(CTN News) – On September 20, 2023, the Bank of England made an unexpected announcement that sent ripples through the financial world.
In a surprising move, they chose to maintain the current interest rate of 5.25%, marking the first time in two years that the rate had not been raised.
This decision followed August’s inflation data, which showed a slight decline in the inflation rate to 6.7%, contrary to economists’ expectations of a rise to 7.1%.
While this rate freeze offers promise for the UK economy, it’s essential to understand its implications and whether it signifies a turning point.
Bank of England’s Narrowly Passed Decision
The decision to freeze the base rate was not unanimous, narrowly passing with five to four votes. This close margin suggests that it may be a temporary freeze rather than a significant policy shift.
It’s important to note that this decision does not necessarily mean that interest rates will remain stagnant throughout 2023. The central bank remains vigilant, ready to adjust rates as needed to navigate the complex economic landscape.
Implications for Mortgages and Borrowers
One of the immediate consequences of the Bank of England’s decision is its impact on mortgages and borrowers. For those with variable-rate mortgages, the freeze provides temporary relief from potential rate hikes.
This can help homeowners manage their monthly payments more effectively. However, borrowers should not become complacent, as future rate increases are still on the table.
Private Banking and Investment
While the rate freeze has implications for various sectors of the economy, private banking and investment are particularly interesting areas to explore.
Nick Hyett, an investment manager at Wealth Club, points out the positive benefits of lower interest rates for investment and private equity fundraising.
He explains that lower rates and yields can boost investor sentiment, which is good news for private banks that earn significant fees from wealth management services.
In times when cash yields are attractive, investors are less inclined to take risks.
However, when interest rates stabilize or start to decline, investors become more willing to allocate capital to risk assets. This shift can invigorate private banks and investment firms.
Furthermore, the private equity sector, often heavily leveraged, benefits from lower interest rates. Cheaper access to capital makes it easier to close deals, and the pressure from refinancing diminishes. This can lead to increased activity and growth in this sector.
International Factors at Play
Jason Holland, Managing Director of Evelyn Partners, reminds us that the UK’s role in setting the global cost of capital is limited. International events, especially those in the United States, have a more substantial influence on long-term performance.
However, the Bank of England’s decision still represents a significant step in the right direction for the UK economy.
Holland suggests that the decision to maintain rates was wise, as there was a risk of the bank overshooting with rate hikes, potentially pushing the economy into a recession.
This move hints at a “soft landing,” where the economy adjusts more smoothly to changing interest rates.
The Impact on Savers and Investors
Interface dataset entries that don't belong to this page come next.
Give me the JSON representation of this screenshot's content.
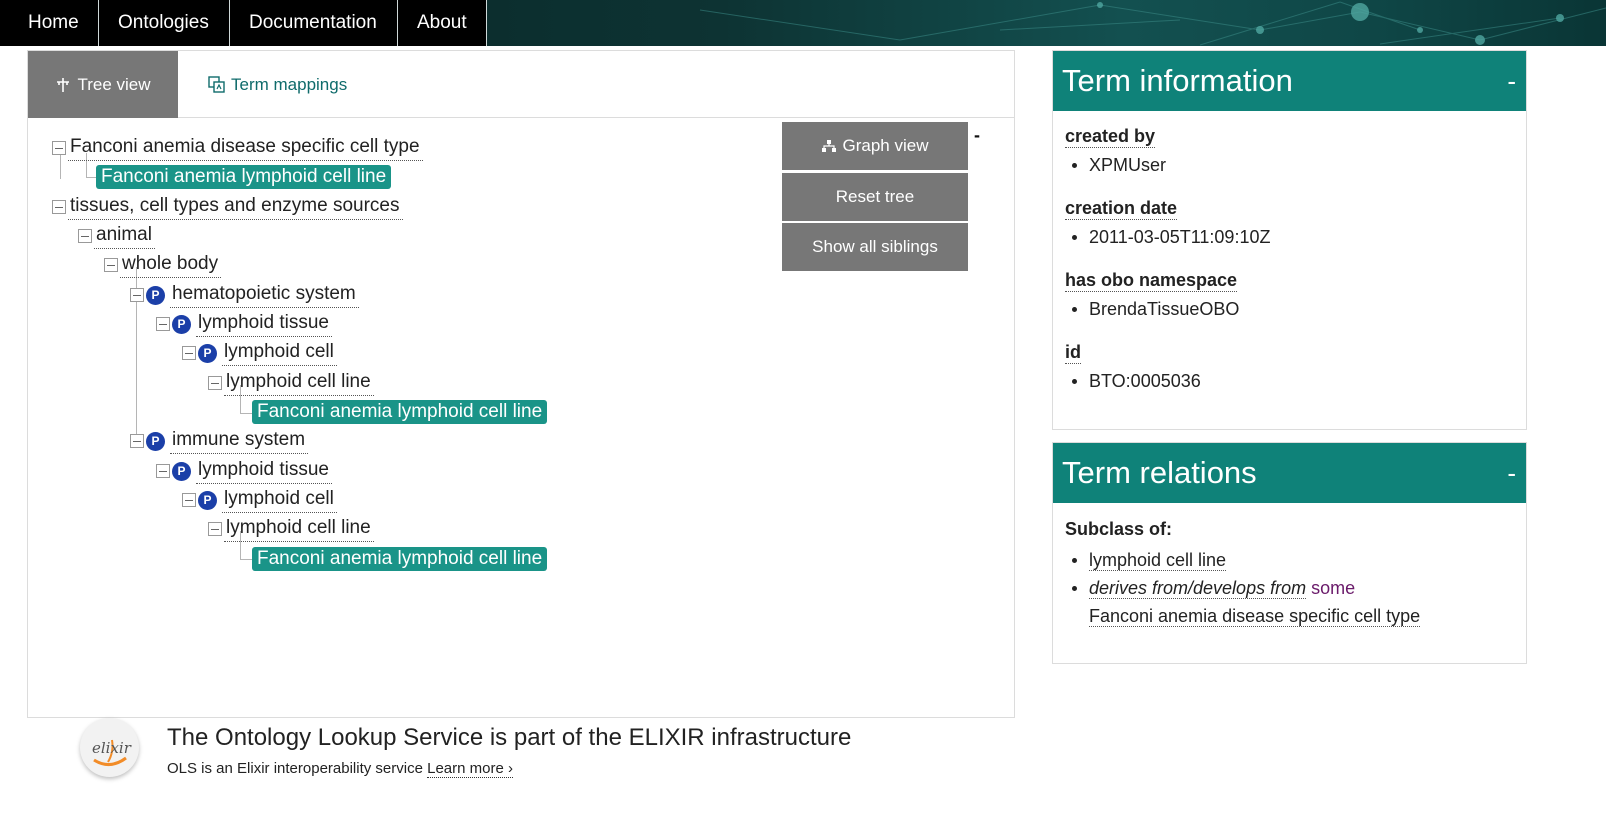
{
  "nav": {
    "items": [
      "Home",
      "Ontologies",
      "Documentation",
      "About"
    ]
  },
  "tabs": {
    "tree_view": "Tree view",
    "term_mappings": "Term mappings"
  },
  "tree": {
    "nodes": [
      "Fanconi anemia disease specific cell type",
      "Fanconi anemia lymphoid cell line",
      "tissues, cell types and enzyme sources",
      "animal",
      "whole body",
      "hematopoietic system",
      "lymphoid tissue",
      "lymphoid cell",
      "lymphoid cell line",
      "Fanconi anemia lymphoid cell line",
      "immune system",
      "lymphoid tissue",
      "lymphoid cell",
      "lymphoid cell line",
      "Fanconi anemia lymphoid cell line"
    ],
    "property_badge": "P",
    "collapse_marker": "-"
  },
  "buttons": {
    "graph_view": "Graph view",
    "reset_tree": "Reset tree",
    "show_all_siblings": "Show all siblings"
  },
  "term_information": {
    "title": "Term information",
    "collapse": "-",
    "properties": [
      {
        "name": "created by",
        "value": "XPMUser"
      },
      {
        "name": "creation date",
        "value": "2011-03-05T11:09:10Z"
      },
      {
        "name": "has obo namespace",
        "value": "BrendaTissueOBO"
      },
      {
        "name": "id",
        "value": "BTO:0005036"
      }
    ]
  },
  "term_relations": {
    "title": "Term relations",
    "collapse": "-",
    "subclass_of_label": "Subclass of:",
    "subclass_1": "lymphoid cell line",
    "relation": "derives from/develops from",
    "quantifier": "some",
    "relation_target": "Fanconi anemia disease specific cell type"
  },
  "footer": {
    "logo_text": "elixir",
    "title": "The Ontology Lookup Service is part of the ELIXIR infrastructure",
    "subtitle": "OLS is an Elixir interoperability service",
    "learn_more": "Learn more ›"
  },
  "colors": {
    "teal": "#0f8279",
    "highlight": "#1a9488",
    "button_gray": "#777777",
    "badge_blue": "#1b3fa8"
  }
}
For savers and investors, the disparity between the base rate and interest rates offered by high street banks remains a challenge. Andy Mielczarek, Founder and CEO of SmartSave, a Chetwood Financial company, highlights this issue.
Many individuals continue to receive lackluster returns on their savings, penalized for their loyalty to established banks.
While there are reports suggesting that interest rates may not decrease until mid-2024, the rate freeze offers a glimmer of hope after a turbulent period for the UK economy. It signifies a cautious approach by the Bank of England in a post-pandemic and post-Brexit landscape.
The decision reflects the complex economic considerations at play and the bank’s commitment to managing the delicate balance between stimulating economic growth and controlling inflation.
In conclusion, the Bank of England’s unexpected decision to freeze interest rates at 5.25% carries significant implications for various sectors, including private banking and investment.
While it is a promising sign for the UK economy, it does not necessarily indicate a long-term policy shift.